(WORK TASK)
Below are the records; copy each line in which "JSON" can be found.
═══ DATASET RECORDS
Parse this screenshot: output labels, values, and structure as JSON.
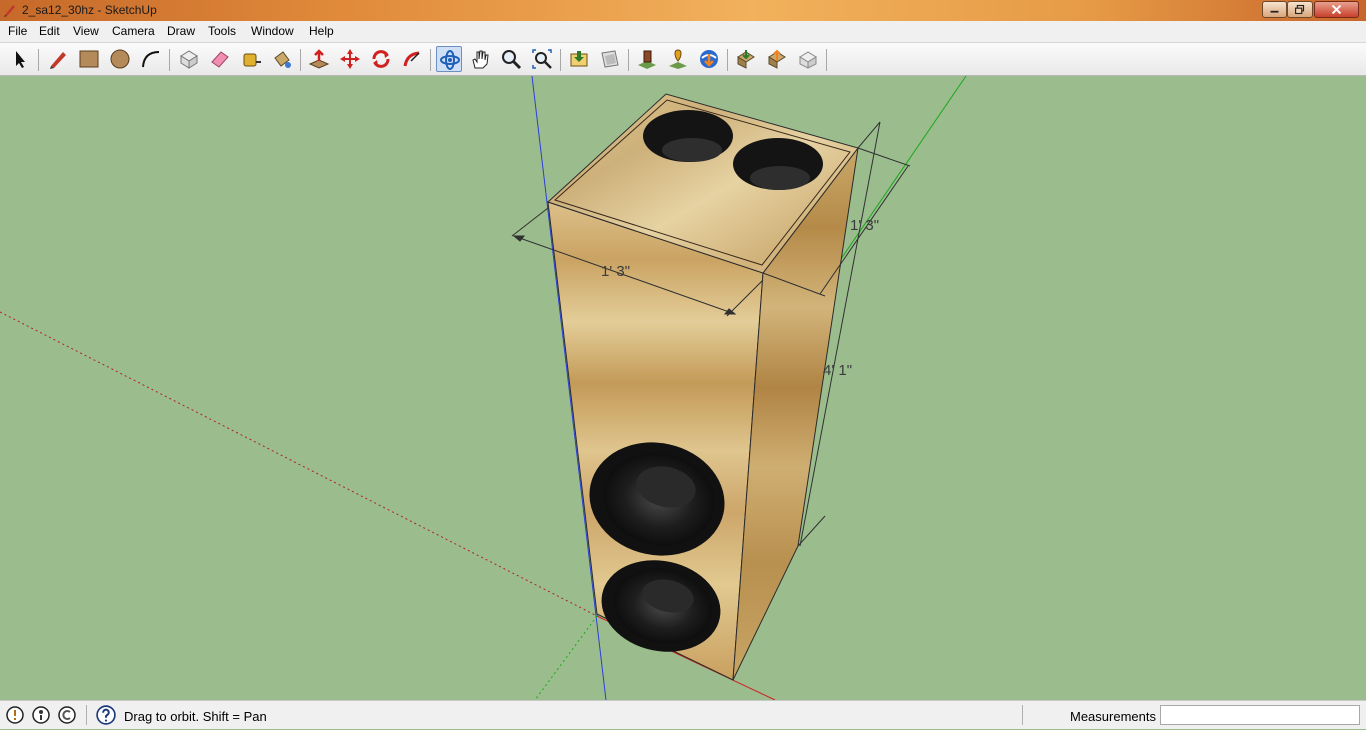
{
  "window": {
    "title": "2_sa12_30hz - SketchUp"
  },
  "menu": [
    "File",
    "Edit",
    "View",
    "Camera",
    "Draw",
    "Tools",
    "Window",
    "Help"
  ],
  "toolbar": {
    "tools": [
      "select-icon",
      "pencil-icon",
      "rectangle-icon",
      "circle-icon",
      "arc-icon",
      "make-component-icon",
      "eraser-icon",
      "tape-measure-icon",
      "paint-bucket-icon",
      "push-pull-icon",
      "move-icon",
      "rotate-icon",
      "follow-me-icon",
      "orbit-icon",
      "pan-icon",
      "zoom-icon",
      "zoom-extents-icon",
      "previous-view-icon",
      "next-view-icon",
      "add-location-icon",
      "toggle-terrain-icon",
      "get-models-icon",
      "share-model-icon",
      "get-component-icon",
      "share-component-icon",
      "extension-icon"
    ],
    "active_tool": "orbit-icon"
  },
  "viewport": {
    "dimensions": {
      "width_front": "1' 3\"",
      "width_side": "1' 3\"",
      "height": "4' 1\""
    }
  },
  "status": {
    "hint": "Drag to orbit.  Shift = Pan",
    "measurements_label": "Measurements",
    "measurements_value": ""
  },
  "colors": {
    "sky": "#9bbd8e",
    "wood": "#d9b877",
    "speaker": "#2a2a2a",
    "accent": "#6c8fbf"
  }
}
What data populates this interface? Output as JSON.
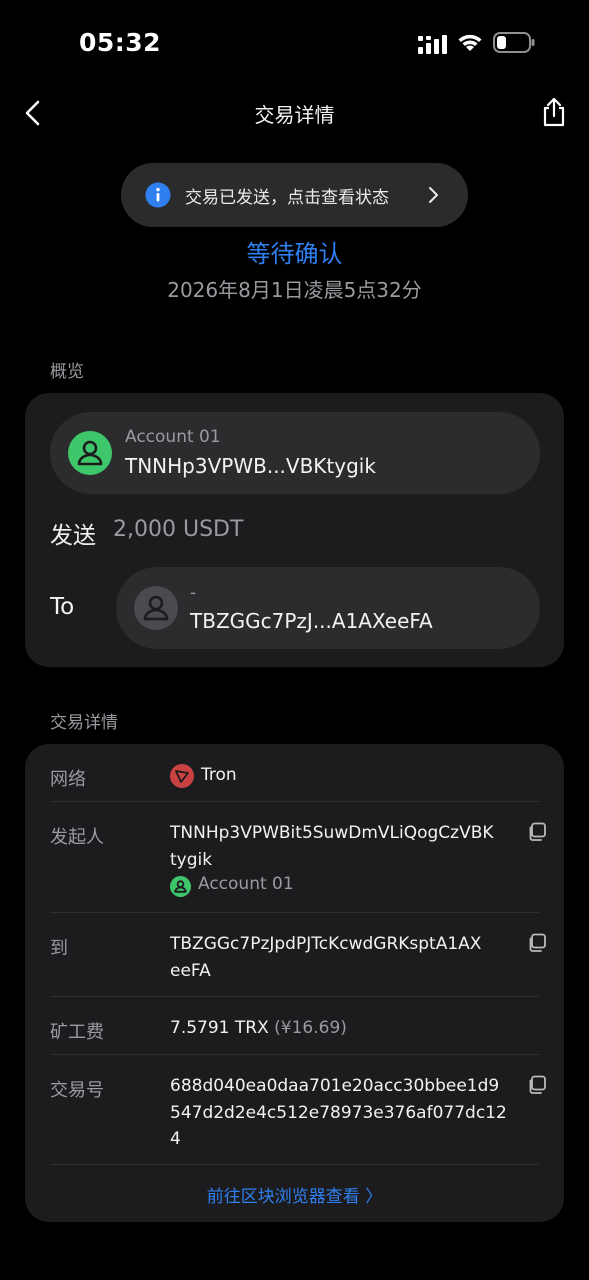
{
  "status_bar": {
    "time": "05:32"
  },
  "header": {
    "title": "交易详情"
  },
  "notice": {
    "text": "交易已发送，点击查看状态"
  },
  "tx_status": {
    "label": "等待确认",
    "datetime": "2026年8月1日凌晨5点32分"
  },
  "overview": {
    "section_label": "概览",
    "from": {
      "name": "Account 01",
      "address": "TNNHp3VPWB...VBKtygik"
    },
    "send_label": "发送",
    "amount": "2,000 USDT",
    "to_label": "To",
    "to": {
      "name": "-",
      "address": "TBZGGc7PzJ...A1AXeeFA"
    }
  },
  "details": {
    "section_label": "交易详情",
    "network": {
      "label": "网络",
      "value": "Tron"
    },
    "initiator": {
      "label": "发起人",
      "line1": "TNNHp3VPWBit5SuwDmVLiQogCzVBK",
      "line2": "tygik",
      "account": "Account 01"
    },
    "recipient": {
      "label": "到",
      "line1": "TBZGGc7PzJpdPJTcKcwdGRKsptA1AX",
      "line2": "eeFA"
    },
    "fee": {
      "label": "矿工费",
      "value": "7.5791 TRX",
      "fiat": "(¥16.69)"
    },
    "txid": {
      "label": "交易号",
      "line1": "688d040ea0daa701e20acc30bbee1d9",
      "line2": "547d2d2e4c512e78973e376af077dc12",
      "line3": "4"
    }
  },
  "explorer_link": {
    "label": "前往区块浏览器查看 〉"
  },
  "colors": {
    "accent": "#2f7ff1",
    "success": "#3ec66b",
    "tron": "#c94140",
    "card": "#1c1c1e"
  }
}
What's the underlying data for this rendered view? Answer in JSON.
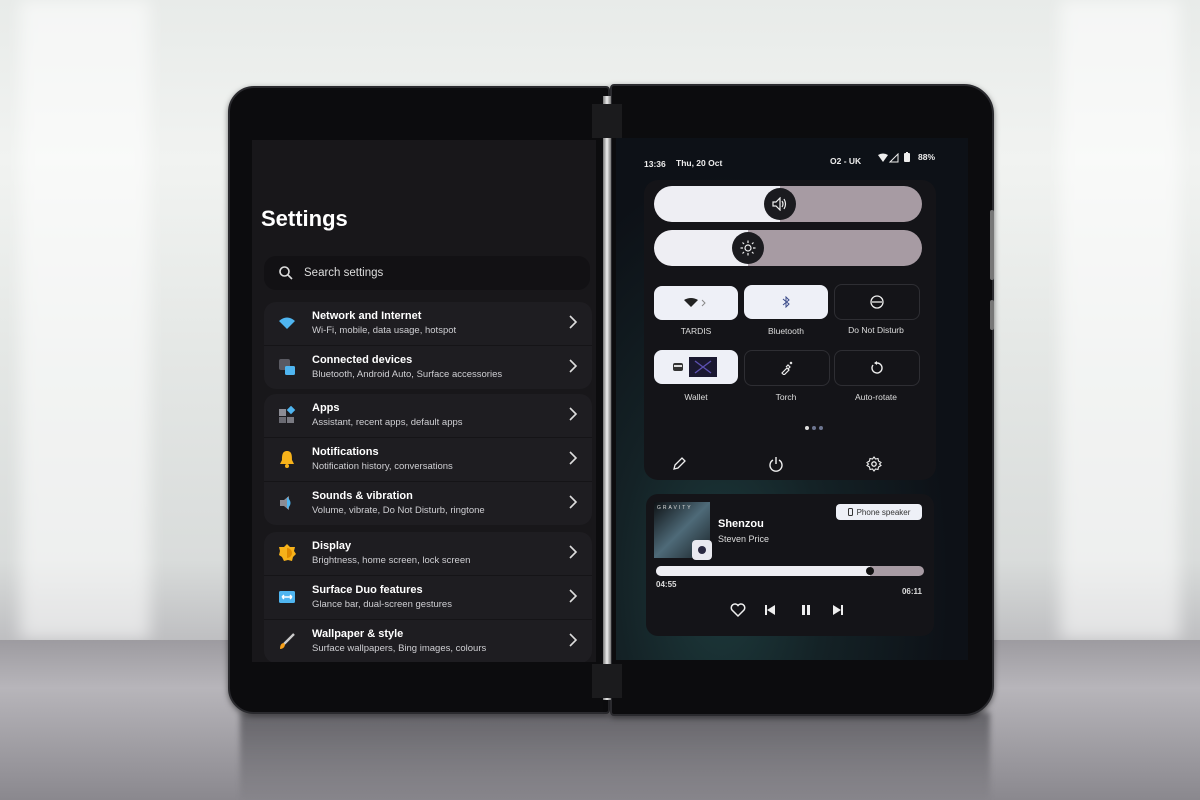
{
  "settings": {
    "title": "Settings",
    "search_placeholder": "Search settings",
    "groups": [
      [
        {
          "title": "Network and Internet",
          "subtitle": "Wi-Fi, mobile, data usage, hotspot",
          "icon": "wifi-icon"
        },
        {
          "title": "Connected devices",
          "subtitle": "Bluetooth, Android Auto, Surface accessories",
          "icon": "devices-icon"
        }
      ],
      [
        {
          "title": "Apps",
          "subtitle": "Assistant, recent apps, default apps",
          "icon": "apps-icon"
        },
        {
          "title": "Notifications",
          "subtitle": "Notification history, conversations",
          "icon": "bell-icon"
        },
        {
          "title": "Sounds & vibration",
          "subtitle": "Volume, vibrate, Do Not Disturb, ringtone",
          "icon": "speaker-icon"
        }
      ],
      [
        {
          "title": "Display",
          "subtitle": "Brightness, home screen, lock screen",
          "icon": "brightness-icon"
        },
        {
          "title": "Surface Duo features",
          "subtitle": "Glance bar, dual-screen gestures",
          "icon": "dual-screen-icon"
        },
        {
          "title": "Wallpaper & style",
          "subtitle": "Surface wallpapers, Bing images, colours",
          "icon": "brush-icon"
        }
      ]
    ]
  },
  "status_bar": {
    "time": "13:36",
    "date": "Thu, 20 Oct",
    "carrier": "O2 - UK",
    "battery": "88%"
  },
  "quick_settings": {
    "volume_level": 0.47,
    "brightness_level": 0.35,
    "tiles": [
      {
        "label": "TARDIS",
        "icon": "wifi-icon",
        "active": true
      },
      {
        "label": "Bluetooth",
        "icon": "bluetooth-icon",
        "active": true
      },
      {
        "label": "Do Not Disturb",
        "icon": "dnd-icon",
        "active": false
      },
      {
        "label": "Wallet",
        "icon": "wallet-icon",
        "active": true
      },
      {
        "label": "Torch",
        "icon": "torch-icon",
        "active": false
      },
      {
        "label": "Auto-rotate",
        "icon": "rotate-icon",
        "active": false
      }
    ],
    "page_index": 1,
    "page_count": 3
  },
  "media": {
    "album_text": "GRAVITY",
    "song": "Shenzou",
    "artist": "Steven Price",
    "output_label": "Phone speaker",
    "elapsed": "04:55",
    "duration": "06:11",
    "progress": 0.8
  }
}
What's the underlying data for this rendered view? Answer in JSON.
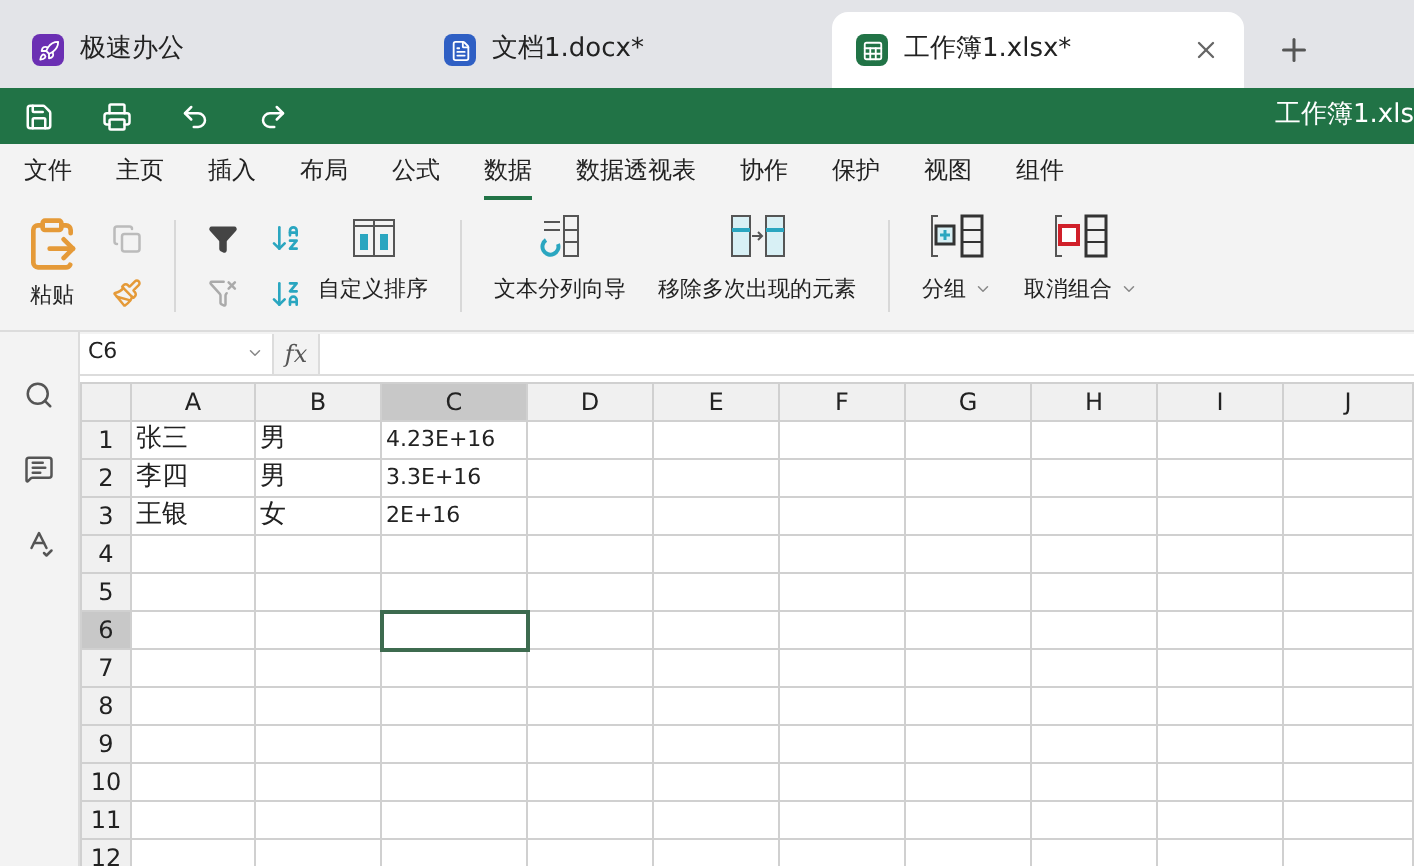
{
  "tabs": [
    {
      "label": "极速办公",
      "kind": "app",
      "selected": false
    },
    {
      "label": "文档1.docx*",
      "kind": "writer",
      "selected": false
    },
    {
      "label": "工作簿1.xlsx*",
      "kind": "sheet",
      "selected": true
    }
  ],
  "title_bar": {
    "title": "工作簿1.xls"
  },
  "menu": [
    {
      "label": "文件",
      "selected": false
    },
    {
      "label": "主页",
      "selected": false
    },
    {
      "label": "插入",
      "selected": false
    },
    {
      "label": "布局",
      "selected": false
    },
    {
      "label": "公式",
      "selected": false
    },
    {
      "label": "数据",
      "selected": true
    },
    {
      "label": "数据透视表",
      "selected": false
    },
    {
      "label": "协作",
      "selected": false
    },
    {
      "label": "保护",
      "selected": false
    },
    {
      "label": "视图",
      "selected": false
    },
    {
      "label": "组件",
      "selected": false
    }
  ],
  "ribbon": {
    "paste": "粘贴",
    "custom_sort": "自定义排序",
    "text_to_columns": "文本分列向导",
    "remove_duplicates": "移除多次出现的元素",
    "group": "分组",
    "ungroup": "取消组合"
  },
  "formula_bar": {
    "name_box": "C6",
    "fx": "fx"
  },
  "sheet": {
    "columns": [
      {
        "label": "A",
        "selected": false
      },
      {
        "label": "B",
        "selected": false
      },
      {
        "label": "C",
        "selected": true
      },
      {
        "label": "D",
        "selected": false
      },
      {
        "label": "E",
        "selected": false
      },
      {
        "label": "F",
        "selected": false
      },
      {
        "label": "G",
        "selected": false
      },
      {
        "label": "H",
        "selected": false
      },
      {
        "label": "I",
        "selected": false
      },
      {
        "label": "J",
        "selected": false
      }
    ],
    "rows": [
      {
        "label": "1",
        "selected": false,
        "cells": [
          "张三",
          "男",
          "4.23E+16"
        ]
      },
      {
        "label": "2",
        "selected": false,
        "cells": [
          "李四",
          "男",
          "3.3E+16"
        ]
      },
      {
        "label": "3",
        "selected": false,
        "cells": [
          "王银",
          "女",
          "2E+16"
        ]
      },
      {
        "label": "4",
        "selected": false,
        "cells": []
      },
      {
        "label": "5",
        "selected": false,
        "cells": []
      },
      {
        "label": "6",
        "selected": true,
        "cells": []
      },
      {
        "label": "7",
        "selected": false,
        "cells": []
      },
      {
        "label": "8",
        "selected": false,
        "cells": []
      },
      {
        "label": "9",
        "selected": false,
        "cells": []
      },
      {
        "label": "10",
        "selected": false,
        "cells": []
      },
      {
        "label": "11",
        "selected": false,
        "cells": []
      },
      {
        "label": "12",
        "selected": false,
        "cells": []
      }
    ]
  }
}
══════
(SOLUTION)
Parse this screenshot: output labels, values, and structure as JSON.
What data populates this interface? Output as JSON.
What's the underlying data for this rendered view? Answer in JSON.
What's the underlying data for this rendered view? Answer in JSON.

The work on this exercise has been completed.